§ Supplied entries
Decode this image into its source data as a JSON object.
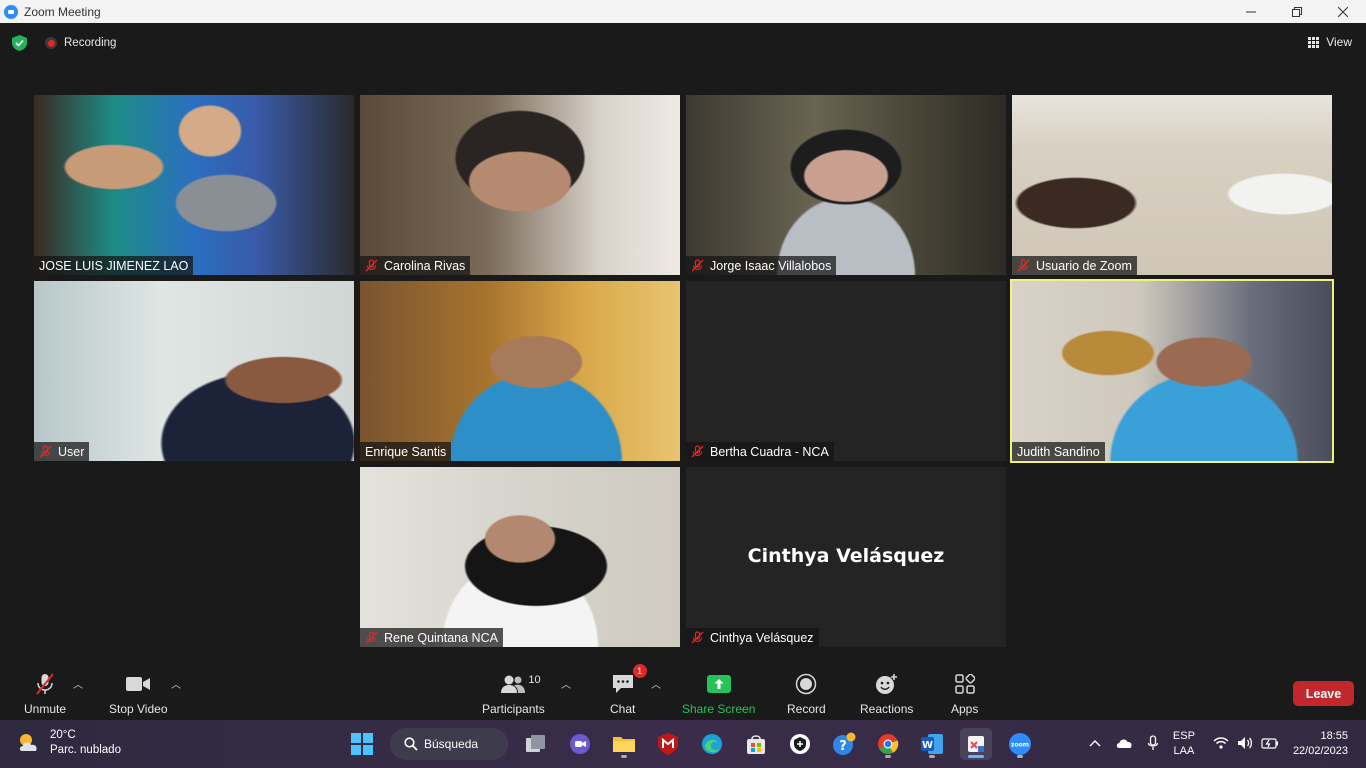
{
  "window": {
    "title": "Zoom Meeting"
  },
  "topbar": {
    "recording_label": "Recording",
    "view_label": "View"
  },
  "participants": [
    {
      "name": "JOSE LUIS JIMENEZ LAO",
      "muted": false
    },
    {
      "name": "Carolina Rivas",
      "muted": true
    },
    {
      "name": "Jorge Isaac Villalobos",
      "muted": true
    },
    {
      "name": "Usuario de Zoom",
      "muted": true
    },
    {
      "name": "User",
      "muted": true
    },
    {
      "name": "Enrique Santis",
      "muted": false
    },
    {
      "name": "Bertha Cuadra - NCA",
      "muted": true
    },
    {
      "name": "Judith Sandino",
      "muted": false,
      "active_speaker": true
    },
    {
      "name": "Rene Quintana NCA",
      "muted": true
    },
    {
      "name": "Cinthya Velásquez",
      "muted": true,
      "video_off": true
    }
  ],
  "controls": {
    "unmute_label": "Unmute",
    "stop_video_label": "Stop Video",
    "participants_label": "Participants",
    "participants_count": "10",
    "chat_label": "Chat",
    "chat_badge": "1",
    "share_label": "Share Screen",
    "record_label": "Record",
    "reactions_label": "Reactions",
    "apps_label": "Apps",
    "leave_label": "Leave"
  },
  "taskbar": {
    "weather_temp": "20°C",
    "weather_desc": "Parc. nublado",
    "search_label": "Búsqueda",
    "lang_top": "ESP",
    "lang_bottom": "LAA",
    "time": "18:55",
    "date": "22/02/2023"
  },
  "colors": {
    "active_speaker": "#f0f27a",
    "share": "#27c25a",
    "leave": "#c1272d",
    "muted_red": "#e02828"
  }
}
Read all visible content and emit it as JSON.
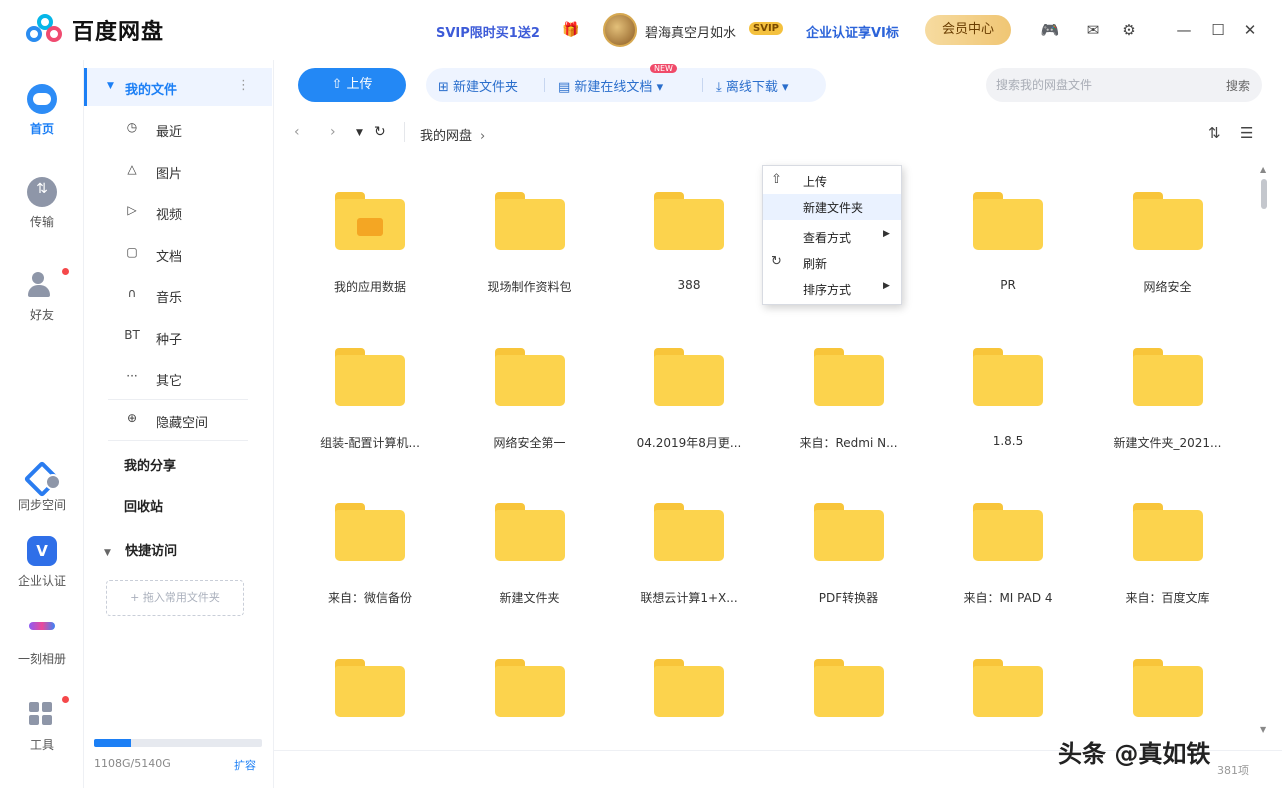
{
  "app": {
    "title": "百度网盘"
  },
  "header": {
    "svip_promo": "SVIP限时买1送2",
    "username": "碧海真空月如水",
    "vip_level": "SVIP",
    "enterprise_promo": "企业认证享VI标",
    "member_center": "会员中心"
  },
  "leftnav": {
    "home": "首页",
    "transfer": "传输",
    "friends": "好友",
    "sync": "同步空间",
    "enterprise": "企业认证",
    "album": "一刻相册",
    "tools": "工具"
  },
  "sidebar": {
    "my_files": "我的文件",
    "items": [
      {
        "label": "最近",
        "icon": "clock-icon",
        "glyph": "◷"
      },
      {
        "label": "图片",
        "icon": "image-icon",
        "glyph": "△"
      },
      {
        "label": "视频",
        "icon": "video-icon",
        "glyph": "▷"
      },
      {
        "label": "文档",
        "icon": "document-icon",
        "glyph": "▢"
      },
      {
        "label": "音乐",
        "icon": "music-icon",
        "glyph": "∩"
      },
      {
        "label": "种子",
        "icon": "torrent-icon",
        "glyph": "BT"
      },
      {
        "label": "其它",
        "icon": "more-icon",
        "glyph": "···"
      },
      {
        "label": "隐藏空间",
        "icon": "lock-icon",
        "glyph": "⊕"
      }
    ],
    "my_share": "我的分享",
    "recycle": "回收站",
    "quick_access": "快捷访问",
    "drop_hint": "+ 拖入常用文件夹",
    "storage_used": "1108G/5140G",
    "storage_fraction": 0.22,
    "expand": "扩容"
  },
  "toolbar": {
    "upload": "上传",
    "new_folder": "新建文件夹",
    "new_online_doc": "新建在线文档",
    "new_badge": "NEW",
    "offline_download": "离线下载",
    "search_placeholder": "搜索我的网盘文件",
    "search_button": "搜索"
  },
  "path": {
    "root": "我的网盘"
  },
  "files": [
    {
      "name": "我的应用数据",
      "special": true
    },
    {
      "name": "现场制作资料包"
    },
    {
      "name": "388"
    },
    {
      "name": ""
    },
    {
      "name": "PR"
    },
    {
      "name": "网络安全"
    },
    {
      "name": "组装-配置计算机..."
    },
    {
      "name": "网络安全第一"
    },
    {
      "name": "04.2019年8月更..."
    },
    {
      "name": "来自：Redmi N..."
    },
    {
      "name": "1.8.5"
    },
    {
      "name": "新建文件夹_2021..."
    },
    {
      "name": "来自：微信备份"
    },
    {
      "name": "新建文件夹"
    },
    {
      "name": "联想云计算1+X..."
    },
    {
      "name": "PDF转换器"
    },
    {
      "name": "来自：MI PAD 4"
    },
    {
      "name": "来自：百度文库"
    },
    {
      "name": ""
    },
    {
      "name": ""
    },
    {
      "name": ""
    },
    {
      "name": ""
    },
    {
      "name": ""
    },
    {
      "name": ""
    }
  ],
  "context_menu": {
    "upload": "上传",
    "new_folder": "新建文件夹",
    "view_mode": "查看方式",
    "refresh": "刷新",
    "sort_by": "排序方式"
  },
  "status": {
    "count": "381项"
  },
  "watermark": "头条 @真如铁"
}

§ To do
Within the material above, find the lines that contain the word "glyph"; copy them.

§ Solution
        "glyph": "◷"
        "glyph": "△"
        "glyph": "▷"
        "glyph": "▢"
        "glyph": "∩"
        "glyph": "BT"
        "glyph": "···"
        "glyph": "⊕"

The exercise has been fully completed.